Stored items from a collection
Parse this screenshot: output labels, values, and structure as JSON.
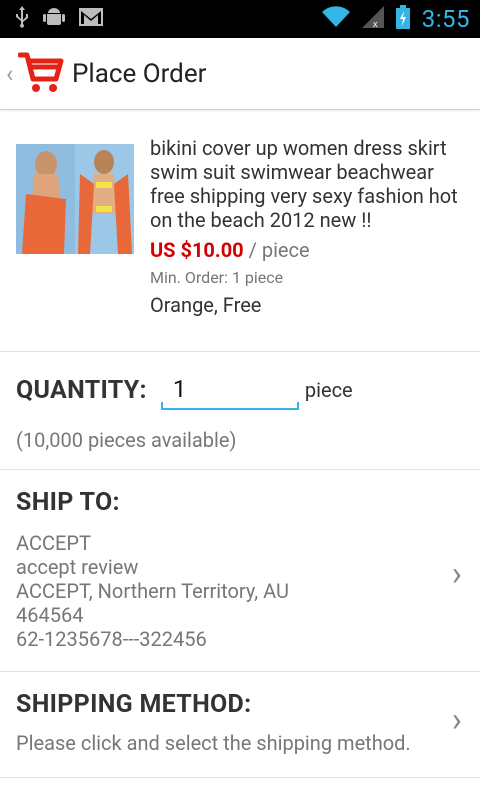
{
  "status_bar": {
    "time": "3:55",
    "icons": [
      "usb-icon",
      "android-debug-icon",
      "gmail-icon",
      "wifi-icon",
      "signal-icon",
      "battery-icon"
    ]
  },
  "action_bar": {
    "title": "Place Order",
    "logo": "cart-logo-icon"
  },
  "product": {
    "title": "bikini cover up  women dress skirt swim suit swimwear beachwear  free shipping very sexy fashion  hot on the beach 2012 new !!",
    "price": "US $10.00",
    "per_unit": "/ piece",
    "min_order": "Min. Order: 1 piece",
    "variant": "Orange, Free"
  },
  "quantity": {
    "label": "QUANTITY:",
    "value": "1",
    "unit": "piece",
    "available": "(10,000 pieces available)"
  },
  "ship_to": {
    "label": "SHIP TO:",
    "lines": [
      "ACCEPT",
      "accept review",
      "ACCEPT, Northern Territory, AU",
      "464564",
      "62-1235678---322456"
    ]
  },
  "shipping_method": {
    "label": "SHIPPING METHOD:",
    "hint": "Please click and select the shipping method."
  },
  "colors": {
    "accent": "#33b5e5",
    "price": "#d40000",
    "logo_red": "#e62117"
  }
}
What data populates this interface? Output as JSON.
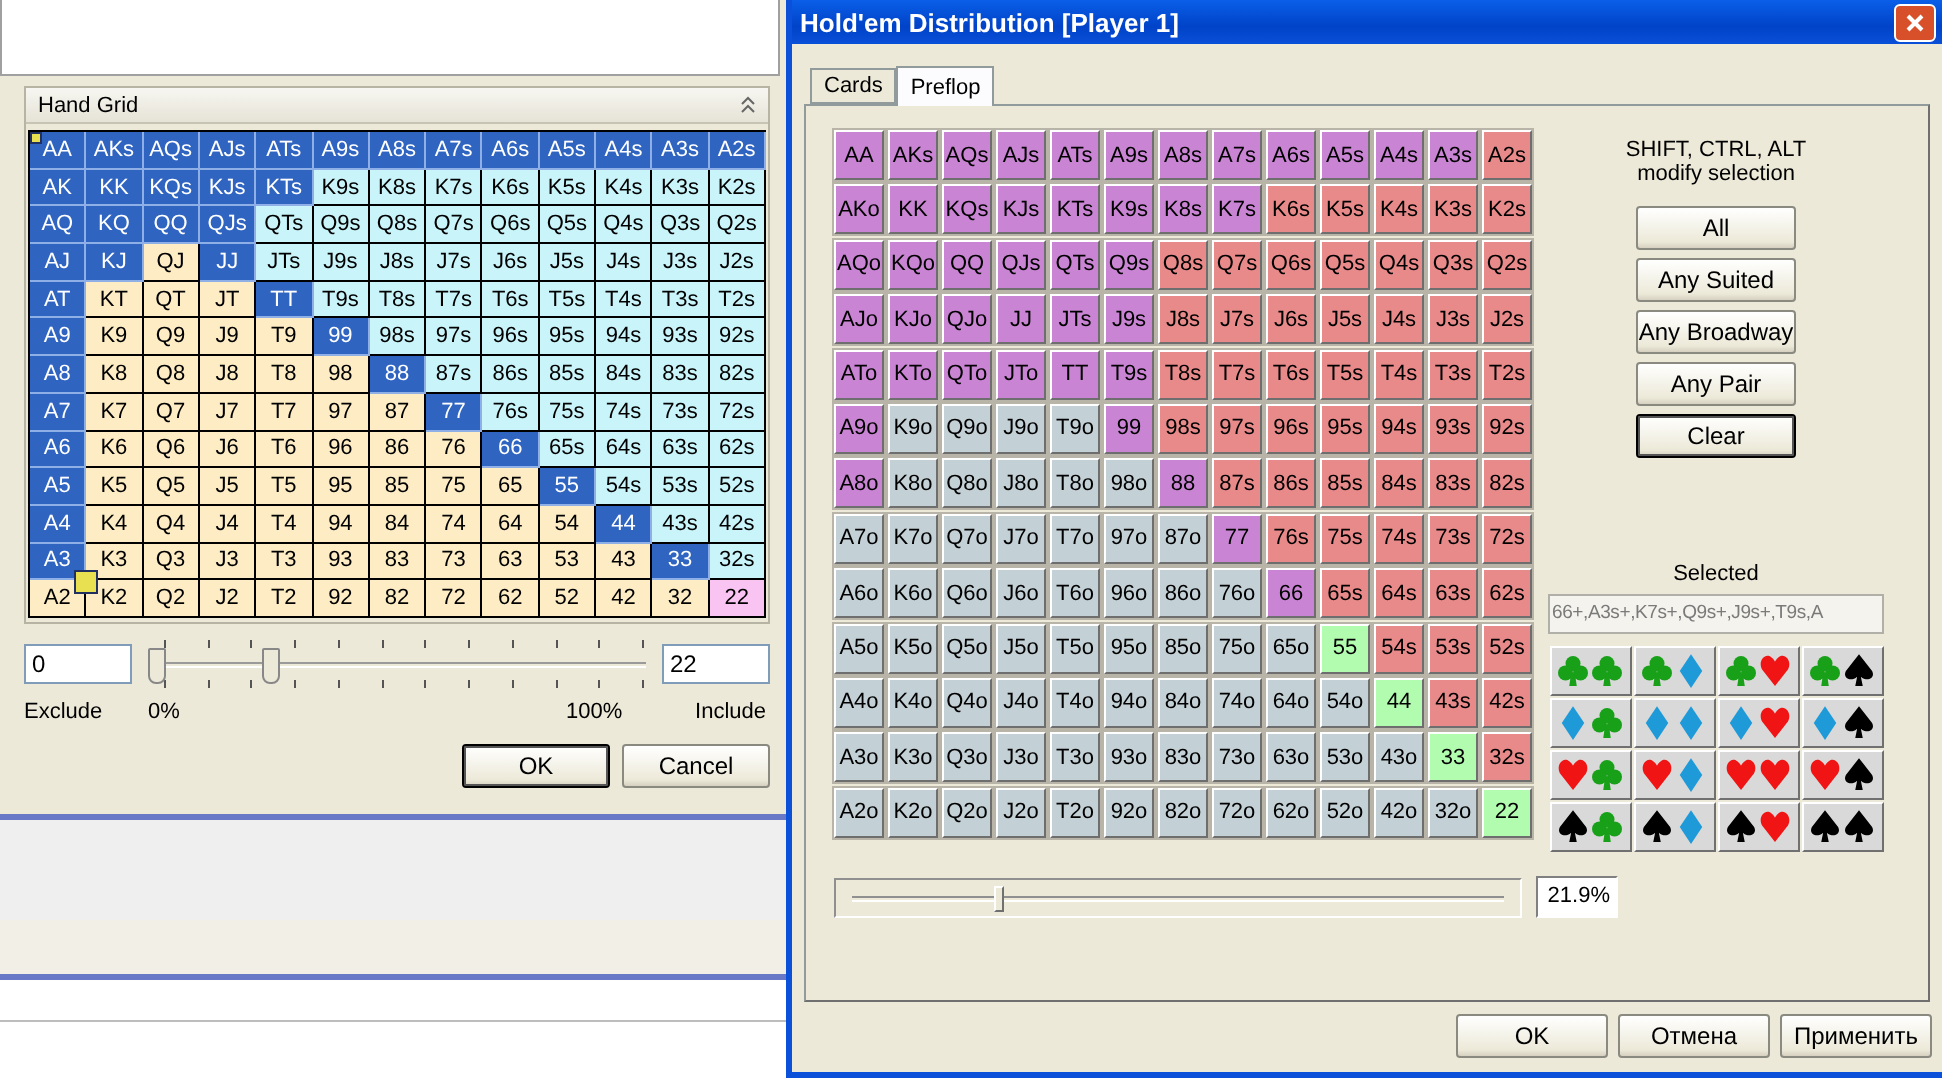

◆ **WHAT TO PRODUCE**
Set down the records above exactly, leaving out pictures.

◆ **OUTPUT**
Parse this screenshot: output labels, values, and structure as JSON.
{
  "status_bar": {
    "time": "3:55",
    "icons": [
      "usb-icon",
      "android-debug-icon",
      "gmail-icon",
      "wifi-icon",
      "signal-icon",
      "battery-icon"
    ]
  },
  "action_bar": {
    "title": "Place Order",
    "logo": "cart-logo-icon"
  },
  "product": {
    "title": "bikini cover up  women dress skirt swim suit swimwear beachwear  free shipping very sexy fashion  hot on the beach 2012 new !!",
    "price": "US $10.00",
    "per_unit": "/ piece",
    "min_order": "Min. Order: 1 piece",
    "variant": "Orange, Free"
  },
  "quantity": {
    "label": "QUANTITY:",
    "value": "1",
    "unit": "piece",
    "available": "(10,000 pieces available)"
  },
  "ship_to": {
    "label": "SHIP TO:",
    "lines": [
      "ACCEPT",
      "accept review",
      "ACCEPT, Northern Territory, AU",
      "464564",
      "62-1235678---322456"
    ]
  },
  "shipping_method": {
    "label": "SHIPPING METHOD:",
    "hint": "Please click and select the shipping method."
  },
  "colors": {
    "accent": "#33b5e5",
    "price": "#d40000",
    "logo_red": "#e62117"
  }
}
What data populates this interface? Output as JSON.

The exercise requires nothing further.